# [ABOUT THIS TASK]
For any picture in the lines below, please leave it out and copy the rest exactly.

# [TASK INPUT]
****

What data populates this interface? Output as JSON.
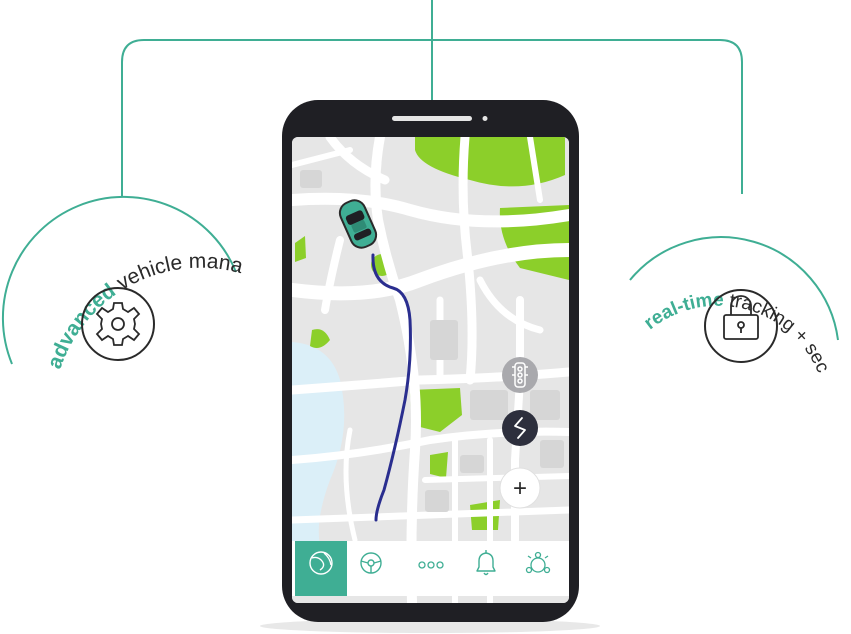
{
  "colors": {
    "accent": "#3fae94",
    "phone_body": "#1f1f24",
    "map_bg": "#e6e6e6",
    "road": "#ffffff",
    "park": "#8ccf2a",
    "water": "#dbeff8",
    "route": "#2a2e8f",
    "car": "#3fae94",
    "control_dark": "#2d2f3d",
    "control_gray": "#a9a9ad",
    "icon_stroke": "#2a2a2a"
  },
  "left_feature": {
    "emphasis": "advanced",
    "text": " vehicle management",
    "icon": "gear-icon"
  },
  "right_feature": {
    "emphasis": "real-time",
    "text": " tracking + security",
    "icon": "padlock-icon"
  },
  "map_controls": [
    {
      "name": "traffic-light-button",
      "icon": "traffic-light-icon",
      "style": "gray"
    },
    {
      "name": "route-button",
      "icon": "route-icon",
      "style": "dark"
    },
    {
      "name": "zoom-in-button",
      "icon": "plus-icon",
      "style": "light",
      "label": "+"
    }
  ],
  "bottom_nav": [
    {
      "name": "nav-map",
      "icon": "globe-icon",
      "active": true
    },
    {
      "name": "nav-driving",
      "icon": "steering-wheel-icon",
      "active": false
    },
    {
      "name": "nav-more",
      "icon": "more-dots-icon",
      "active": false
    },
    {
      "name": "nav-alerts",
      "icon": "bell-icon",
      "active": false
    },
    {
      "name": "nav-network",
      "icon": "network-icon",
      "active": false
    }
  ]
}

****

# [ANSWER TO THE EXERCISE]
What data populates this interface? Output as JSON.
{
  "colors": {
    "accent": "#3fae94",
    "phone_body": "#1f1f24",
    "map_bg": "#e6e6e6",
    "road": "#ffffff",
    "park": "#8ccf2a",
    "water": "#dbeff8",
    "route": "#2a2e8f",
    "car": "#3fae94",
    "control_dark": "#2d2f3d",
    "control_gray": "#a9a9ad",
    "icon_stroke": "#2a2a2a"
  },
  "left_feature": {
    "emphasis": "advanced",
    "text": " vehicle management",
    "icon": "gear-icon"
  },
  "right_feature": {
    "emphasis": "real-time",
    "text": " tracking + security",
    "icon": "padlock-icon"
  },
  "map_controls": [
    {
      "name": "traffic-light-button",
      "icon": "traffic-light-icon",
      "style": "gray"
    },
    {
      "name": "route-button",
      "icon": "route-icon",
      "style": "dark"
    },
    {
      "name": "zoom-in-button",
      "icon": "plus-icon",
      "style": "light",
      "label": "+"
    }
  ],
  "bottom_nav": [
    {
      "name": "nav-map",
      "icon": "globe-icon",
      "active": true
    },
    {
      "name": "nav-driving",
      "icon": "steering-wheel-icon",
      "active": false
    },
    {
      "name": "nav-more",
      "icon": "more-dots-icon",
      "active": false
    },
    {
      "name": "nav-alerts",
      "icon": "bell-icon",
      "active": false
    },
    {
      "name": "nav-network",
      "icon": "network-icon",
      "active": false
    }
  ]
}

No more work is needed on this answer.